It's well known that long draw archers store more energy in their bow. This is why they get more speed for a given draw weight and arrow weight. What the AMO chart does is, if you read between the lines, is adjust the arrow weight so that a shorter draw archer can shoot a lighter weight arrow because, not creating as much energy to be stored in the bow also does not release as much energy at the shot. Therefore, the shorter draw archer's bow should not absorb any more unused energy than the longer draw shooter, even though shooting a lighter arrow.

So in layman's terms a shorter draw archer should be able to throw the 5gr/lb rule out the window and shoot an arrow light enough to attain the same speed as a longer draw shooter without undue stress on the bow.

Now pay real close attention to this chart if you should find it. The AMO does not stress any one gr/lb requirement. If you really look at the longer draw lengths it suggests a much greater gr/lb than IBO (or factory) for those with longer draw lengths.

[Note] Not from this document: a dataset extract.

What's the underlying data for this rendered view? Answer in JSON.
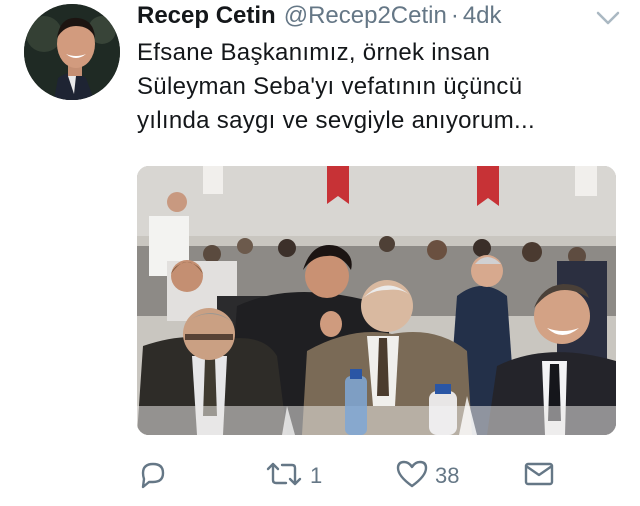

Think about this long and hard and you may see some correlation between the speeds achieved with today's bows and maybe, just maybe a reason for the majority of limb failures. Bows are just getting pushed too hard for the limb technology presently known.

Maybe bow manufacturers would be doing themselves a favor by adapting this AMO chart. I'll tell you one thing that it might change. Maybe some shooters would start shooting bows correctly set to their draw lengths rather than shooing something a couple inches too long just because it's faster. It would also be some justice for leveling the playing field in the 3D circuits.

As for hunting? Who cares about speed? If you're the average eastern hardwoods deer hunter speed doesn't mean squat for 15 to 30 yard shots. A 30 fps increase in speed will only make a difference of about an inch at 30 yards. All the speed is about is bragging rights.

Montalaar
06-06-2010, 01:43 PM
What a statement, Barry. I really like that one and must save it somewhere.

gibson 787
06-06-2010, 02:35 PM
Well explained Baz!

Destroyer
06-06-2010, 07:38 PM
a reason for the majority of limb failures. Bows are just getting pushed too hard for the limb technology presently known

Or maybe its just showing up poor quality control that manufacturers are using in this economic climate. ;)

Chart?
http://www.whitetailfanatic.com/360/rc_ga_arrowweightcharts.shtml

My M-Pro is NO speed cam, no way near it. But I still use the speed cam column. My current arrow weight is 444 grains. Not too far off the recommended 446 grains.


All the speed is about is bragging rights.

For hunting? Would have agreed with you one time Barry, especially when I was 'traditional'. I mostly hunt those wascally wabbits (and some deer) here and a bit of speed, say 250+ fps make a real difference in the the old success rate. An inch or so is a big deal on these little critters.

Bowhunter_IL_BT
06-06-2010, 07:56 PM
Hey Barry here is a copy of the AMO chart. Based on this Im good to go with my arrows since the minimum arrow only has to be 355 grains. Thanks for the info. on this

http://www.whitetailfanatic.com/360/rc_ga_arrowweightcharts.shtml